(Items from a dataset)
···

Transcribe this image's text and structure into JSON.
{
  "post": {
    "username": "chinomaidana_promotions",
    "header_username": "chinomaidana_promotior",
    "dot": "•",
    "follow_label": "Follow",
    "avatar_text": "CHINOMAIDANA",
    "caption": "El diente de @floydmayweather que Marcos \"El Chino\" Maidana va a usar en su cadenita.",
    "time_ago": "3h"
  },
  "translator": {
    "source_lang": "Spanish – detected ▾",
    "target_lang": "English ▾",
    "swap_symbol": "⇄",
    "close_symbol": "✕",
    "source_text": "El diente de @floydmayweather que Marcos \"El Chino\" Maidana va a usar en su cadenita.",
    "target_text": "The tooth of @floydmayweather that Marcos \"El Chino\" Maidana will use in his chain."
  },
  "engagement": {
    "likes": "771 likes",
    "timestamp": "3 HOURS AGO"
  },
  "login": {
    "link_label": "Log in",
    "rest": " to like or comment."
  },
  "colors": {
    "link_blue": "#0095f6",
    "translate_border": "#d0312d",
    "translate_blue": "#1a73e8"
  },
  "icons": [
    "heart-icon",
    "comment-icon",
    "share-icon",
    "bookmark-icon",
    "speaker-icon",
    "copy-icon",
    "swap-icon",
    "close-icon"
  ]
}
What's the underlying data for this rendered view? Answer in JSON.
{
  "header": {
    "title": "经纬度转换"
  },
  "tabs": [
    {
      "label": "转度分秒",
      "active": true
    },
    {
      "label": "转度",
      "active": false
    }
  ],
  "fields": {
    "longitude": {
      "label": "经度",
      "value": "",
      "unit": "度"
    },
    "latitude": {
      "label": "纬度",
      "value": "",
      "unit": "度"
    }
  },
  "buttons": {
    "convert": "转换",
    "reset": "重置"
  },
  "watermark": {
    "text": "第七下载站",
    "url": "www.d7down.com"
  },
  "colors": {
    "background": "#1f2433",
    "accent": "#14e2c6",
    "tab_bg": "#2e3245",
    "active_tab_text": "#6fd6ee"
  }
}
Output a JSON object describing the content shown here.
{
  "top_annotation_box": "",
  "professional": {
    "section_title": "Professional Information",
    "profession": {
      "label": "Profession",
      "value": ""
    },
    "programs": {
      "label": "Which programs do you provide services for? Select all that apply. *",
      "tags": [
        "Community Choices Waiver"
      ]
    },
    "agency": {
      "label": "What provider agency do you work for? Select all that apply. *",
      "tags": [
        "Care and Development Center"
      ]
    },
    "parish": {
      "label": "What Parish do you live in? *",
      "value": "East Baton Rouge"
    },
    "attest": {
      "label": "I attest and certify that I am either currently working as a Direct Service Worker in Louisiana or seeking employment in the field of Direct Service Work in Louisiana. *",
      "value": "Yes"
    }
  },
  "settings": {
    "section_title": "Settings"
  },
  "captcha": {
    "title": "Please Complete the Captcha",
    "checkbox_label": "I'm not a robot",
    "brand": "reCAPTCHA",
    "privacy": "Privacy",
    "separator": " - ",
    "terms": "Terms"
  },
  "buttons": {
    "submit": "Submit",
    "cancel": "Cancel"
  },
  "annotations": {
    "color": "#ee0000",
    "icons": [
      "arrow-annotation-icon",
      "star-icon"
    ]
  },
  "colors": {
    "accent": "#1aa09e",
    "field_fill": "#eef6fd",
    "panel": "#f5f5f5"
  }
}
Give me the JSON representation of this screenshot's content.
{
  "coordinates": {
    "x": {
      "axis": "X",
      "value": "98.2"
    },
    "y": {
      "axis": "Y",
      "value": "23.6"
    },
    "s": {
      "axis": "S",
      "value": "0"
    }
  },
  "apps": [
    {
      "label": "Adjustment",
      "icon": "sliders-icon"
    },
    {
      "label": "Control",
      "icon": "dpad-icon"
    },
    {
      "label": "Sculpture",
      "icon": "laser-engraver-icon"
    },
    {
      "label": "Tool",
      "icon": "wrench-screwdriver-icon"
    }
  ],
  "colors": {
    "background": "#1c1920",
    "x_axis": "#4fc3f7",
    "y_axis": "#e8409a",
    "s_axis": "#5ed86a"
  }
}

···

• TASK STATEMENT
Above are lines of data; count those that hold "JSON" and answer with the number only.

• YOUR RESPONSE
4